CONTENT: Article

Consumer priorities are shifting across a number of industries, and the aviation sector is no exception. In the past, businesses could get away with offering a simple, good-value service, but today’s customers expect airlines to take sustainability as seriously as they do profitability.

One airline looking to integrate long-term environmental planning and corporate social responsibility into its core business strategy is JetBlue. The airline sets goals to meet both short and long-term financial needs, while also fulfilling its commitment to reducing emissions.

Now, as the market evolves beyond sustainability to incorporate more environmental, social and governance (ESG) issues, JetBlue is well positioned to lead the aviation sector into a new, more environmentally conscious future. European CEO spoke to Robin Hayes, CEO of JetBlue, to learn how the company is adapting to new environmental and social pressures, while continuing to meet the financial demands of its shareholders.

In terms of ESG, why is transparency so important? 
At JetBlue, we believe in communicating transparently about our plans and achievements. Since 2006, we’ve shared our social and environmental efforts and impacts publicly. Companies report on these topics because customers demand this information – and rightfully so.

ESG itself is focused on the risks that stem from factors relating to larger environmental and social pressures – in this respect, transparency is key. Investors want to see that we have a viable plan to stay profitable long into the future, even when faced with looming environmental and social challenges.

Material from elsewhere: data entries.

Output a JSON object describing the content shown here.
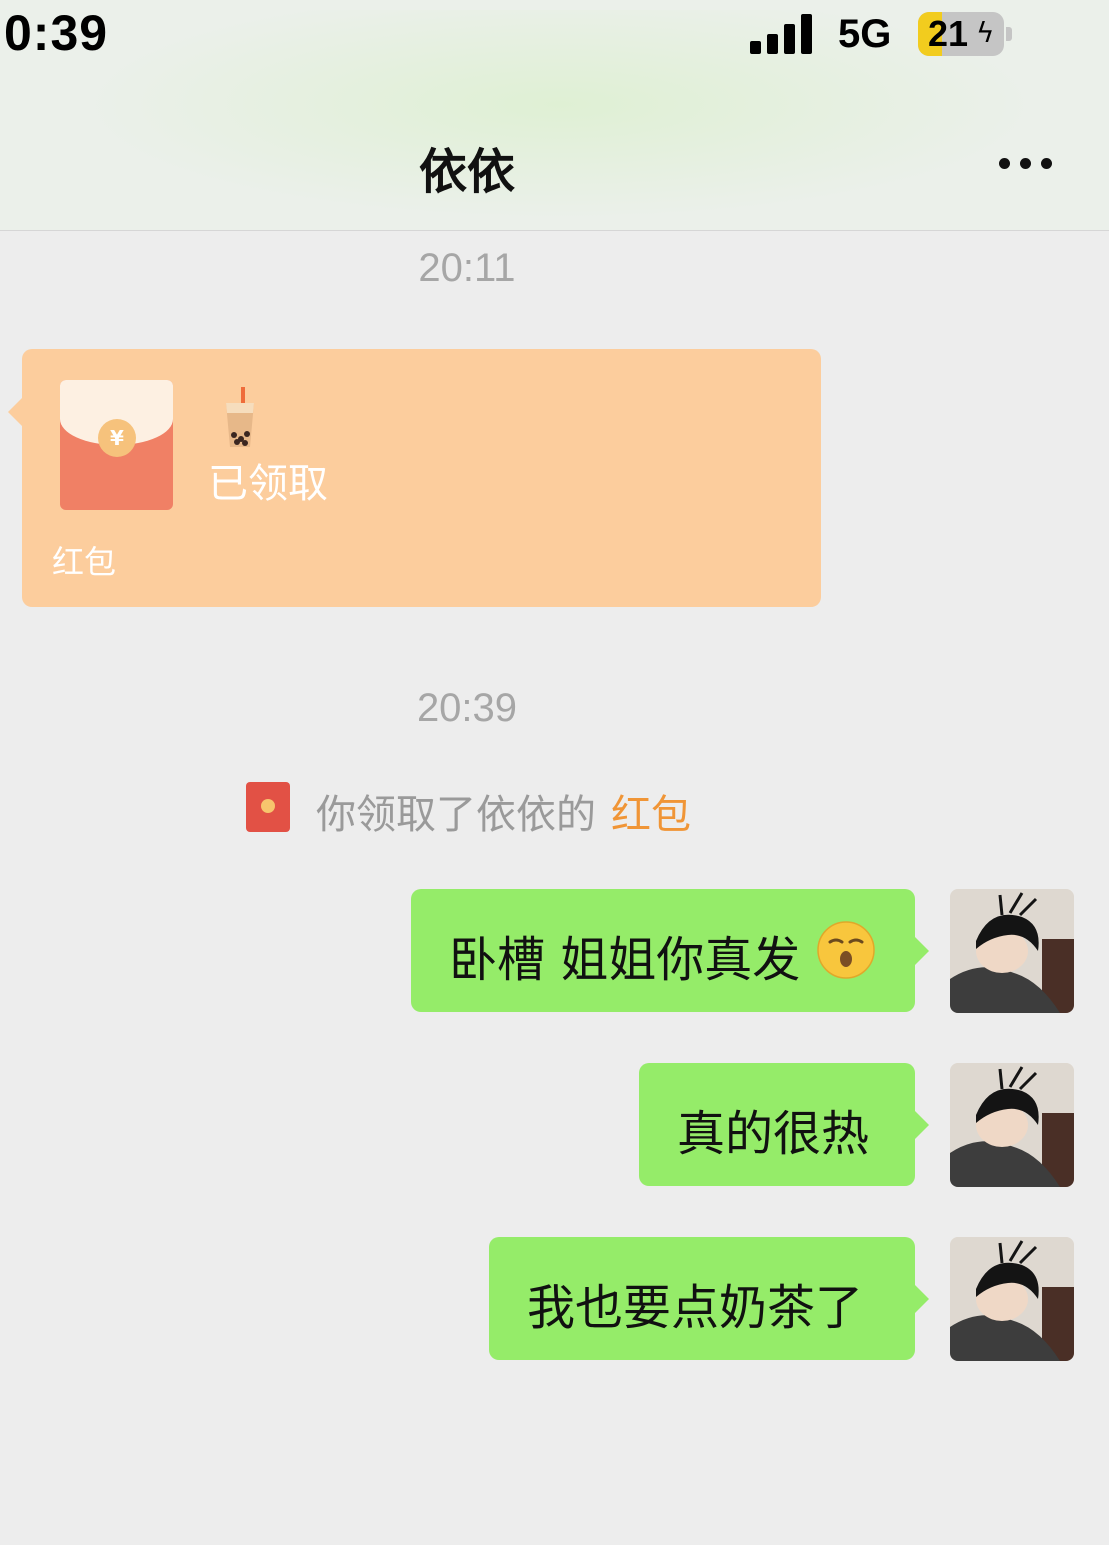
{
  "status_bar": {
    "time": "0:39",
    "network": "5G",
    "battery_level": "21",
    "battery_fraction": 0.21,
    "signal_bars": 4
  },
  "header": {
    "title": "依依",
    "more_icon": "ellipsis-icon"
  },
  "messages": {
    "time_1": "20:11",
    "red_packet": {
      "status": "已领取",
      "label": "红包",
      "decor_icon": "bubble-tea-emoji",
      "bg_color": "#fccd9d"
    },
    "time_2": "20:39",
    "system_notice": {
      "text": "你领取了依依的",
      "link": "红包",
      "link_color": "#f09536"
    },
    "outgoing": [
      {
        "text": "卧槽 姐姐你真发",
        "emoji": "kissing-face-emoji"
      },
      {
        "text": "真的很热"
      },
      {
        "text": "我也要点奶茶了"
      }
    ]
  },
  "colors": {
    "outgoing_bubble": "#95ec69",
    "background": "#ededed"
  }
}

ESG relates to corporate financial reporting, investor relations, enterprise risk management and shareholder engagement. While sustainability is inherently inward-looking and operational, ESG focuses on external forces, planning for scenarios that are likely to arise in the near future.

Click here to read the full interview

CATEGORY: Environment